Black Panther director Ryan Coogler mistaken for bank robber and detained
LOS ANGELES (NY TIMES) - Bank of America has apologised to director Ryan Coogler after he was assumed to be a bank robber and briefly handcuffed by police while trying to withdraw money from a branch in Atlanta in January.
Coogler, best known for directing Black Panther, had handed a teller a withdrawal slip on Jan 7, asking for more than US$10,000 (S$13,600), with a note on the back asking her to "be discreet when handing him the cash", according to a police report.
Atlanta police released video footage of the incident on Wednesday (March 9).
Coogler had his California state identification card as well as his Bank of America card when he approached the teller. Both Coogler and the teller are black.
The teller "received an alert notification" from Coogler's account and quickly advised her manager that he was trying to rob the bank branch.
Police were called and they found an SUV parked in front of the bank.

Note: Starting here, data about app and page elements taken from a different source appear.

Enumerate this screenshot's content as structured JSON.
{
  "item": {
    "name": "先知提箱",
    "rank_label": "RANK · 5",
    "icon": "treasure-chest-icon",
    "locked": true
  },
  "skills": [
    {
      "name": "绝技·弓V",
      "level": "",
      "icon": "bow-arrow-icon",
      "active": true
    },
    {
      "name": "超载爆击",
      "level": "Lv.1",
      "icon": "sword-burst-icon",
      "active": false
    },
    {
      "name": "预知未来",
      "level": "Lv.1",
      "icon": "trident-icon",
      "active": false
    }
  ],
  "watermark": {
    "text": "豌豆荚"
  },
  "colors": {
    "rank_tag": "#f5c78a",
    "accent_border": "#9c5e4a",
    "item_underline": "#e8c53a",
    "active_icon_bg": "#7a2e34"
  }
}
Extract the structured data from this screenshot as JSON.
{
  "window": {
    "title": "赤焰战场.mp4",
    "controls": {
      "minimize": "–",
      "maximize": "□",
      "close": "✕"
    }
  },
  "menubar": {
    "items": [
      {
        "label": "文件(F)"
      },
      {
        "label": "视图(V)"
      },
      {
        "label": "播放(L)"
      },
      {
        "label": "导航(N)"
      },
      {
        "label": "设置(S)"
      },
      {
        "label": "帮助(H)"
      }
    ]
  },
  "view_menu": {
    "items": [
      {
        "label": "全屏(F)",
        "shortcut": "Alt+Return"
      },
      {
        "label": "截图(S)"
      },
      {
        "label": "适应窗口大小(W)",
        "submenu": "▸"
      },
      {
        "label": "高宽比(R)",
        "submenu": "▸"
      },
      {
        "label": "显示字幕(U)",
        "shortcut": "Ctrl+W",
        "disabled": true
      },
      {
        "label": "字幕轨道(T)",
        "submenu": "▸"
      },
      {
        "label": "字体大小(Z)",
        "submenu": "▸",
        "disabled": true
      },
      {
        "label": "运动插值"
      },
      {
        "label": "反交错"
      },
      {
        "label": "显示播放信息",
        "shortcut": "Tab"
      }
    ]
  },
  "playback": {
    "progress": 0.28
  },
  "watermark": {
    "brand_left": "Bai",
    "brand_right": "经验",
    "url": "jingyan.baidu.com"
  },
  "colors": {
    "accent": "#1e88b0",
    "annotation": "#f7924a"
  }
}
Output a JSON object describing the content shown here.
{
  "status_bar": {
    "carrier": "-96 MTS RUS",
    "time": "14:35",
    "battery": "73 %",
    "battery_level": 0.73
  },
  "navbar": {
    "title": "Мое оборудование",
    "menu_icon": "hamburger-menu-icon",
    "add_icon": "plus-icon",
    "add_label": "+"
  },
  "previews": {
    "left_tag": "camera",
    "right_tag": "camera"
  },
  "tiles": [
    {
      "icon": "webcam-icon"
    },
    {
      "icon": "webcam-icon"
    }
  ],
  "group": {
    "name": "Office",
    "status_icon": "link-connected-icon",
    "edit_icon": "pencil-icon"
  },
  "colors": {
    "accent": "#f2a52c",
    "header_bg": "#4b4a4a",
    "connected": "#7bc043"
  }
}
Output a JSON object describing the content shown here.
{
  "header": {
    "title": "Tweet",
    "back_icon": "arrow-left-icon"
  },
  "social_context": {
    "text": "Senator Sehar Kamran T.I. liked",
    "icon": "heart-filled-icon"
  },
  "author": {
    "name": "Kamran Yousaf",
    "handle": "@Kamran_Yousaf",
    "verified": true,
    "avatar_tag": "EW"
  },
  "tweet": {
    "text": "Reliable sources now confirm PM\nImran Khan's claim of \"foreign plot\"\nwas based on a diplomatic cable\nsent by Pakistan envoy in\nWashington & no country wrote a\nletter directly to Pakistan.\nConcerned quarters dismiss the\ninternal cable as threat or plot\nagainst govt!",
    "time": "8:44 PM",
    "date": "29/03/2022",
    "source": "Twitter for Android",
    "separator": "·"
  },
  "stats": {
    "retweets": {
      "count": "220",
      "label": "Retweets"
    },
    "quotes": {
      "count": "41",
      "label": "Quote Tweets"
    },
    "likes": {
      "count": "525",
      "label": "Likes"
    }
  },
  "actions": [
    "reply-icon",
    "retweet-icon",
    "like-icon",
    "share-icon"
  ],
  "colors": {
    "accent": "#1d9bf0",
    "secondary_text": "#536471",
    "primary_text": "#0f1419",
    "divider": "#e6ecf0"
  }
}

The driver identified Coogler as a movie producer and said he was waiting for Coogler while he was making a transaction inside the bank. A woman who was a passenger in the SUV gave the same information.

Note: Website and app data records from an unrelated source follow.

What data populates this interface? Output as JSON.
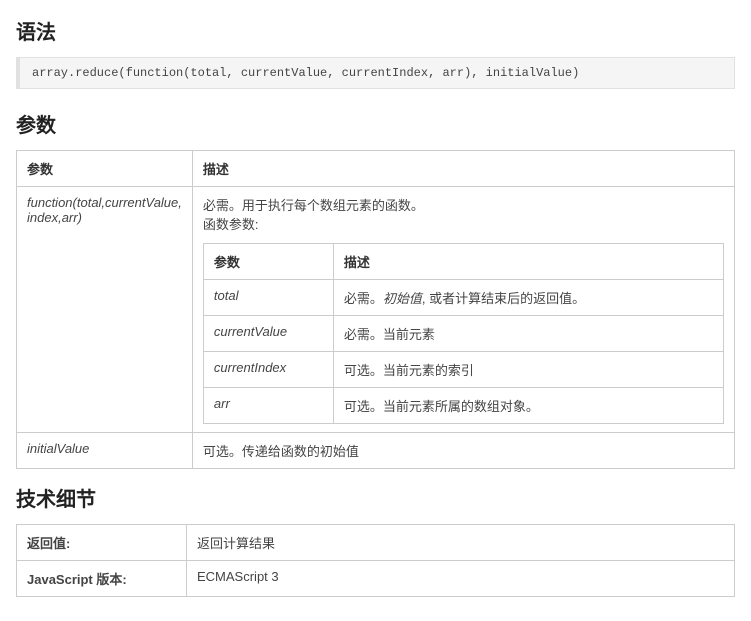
{
  "syntax": {
    "heading": "语法",
    "code": "array.reduce(function(total, currentValue, currentIndex, arr), initialValue)"
  },
  "params": {
    "heading": "参数",
    "col_param": "参数",
    "col_desc": "描述",
    "row1": {
      "param": "function(total,currentValue, index,arr)",
      "desc_line1": "必需。用于执行每个数组元素的函数。",
      "desc_line2": "函数参数:",
      "inner_col_param": "参数",
      "inner_col_desc": "描述",
      "inner_rows": [
        {
          "param": "total",
          "desc_prefix": "必需。",
          "desc_italic": "初始值",
          "desc_suffix": ", 或者计算结束后的返回值。"
        },
        {
          "param": "currentValue",
          "desc_prefix": "必需。当前元素",
          "desc_italic": "",
          "desc_suffix": ""
        },
        {
          "param": "currentIndex",
          "desc_prefix": "可选。当前元素的索引",
          "desc_italic": "",
          "desc_suffix": ""
        },
        {
          "param": "arr",
          "desc_prefix": "可选。当前元素所属的数组对象。",
          "desc_italic": "",
          "desc_suffix": ""
        }
      ]
    },
    "row2": {
      "param": "initialValue",
      "desc": "可选。传递给函数的初始值"
    }
  },
  "tech": {
    "heading": "技术细节",
    "rows": [
      {
        "label": "返回值:",
        "value": "返回计算结果"
      },
      {
        "label": "JavaScript 版本:",
        "value": "ECMAScript 3"
      }
    ]
  }
}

The officers said they detained the driver and passenger and placed them in a patrol car. They then removed Coogler, who was wearing a cap, sunglasses and a mask, from the bank in handcuffs and determined that he was not a bank robber, according to the police report.
Police confirmed that the episode resulted from a "mistake by Bank of America and that Mr Coogler was never in the wrong", according to the report, which added that Coogler was immediately taken out of handcuffs and that the two others were taken out of the patrol car.
All three were "given an explanation of the incident as well as an apology for the mistake by the Bank of America", the report stated.
In a statement on Wednesday, Coogler said, "This situation should never have happened."
In 2019, Black Panther became the first Marvel film to secure an Oscar nomination for best picture. It was nominated for seven Academy Awards and won in three categories, including best original score and best costume design.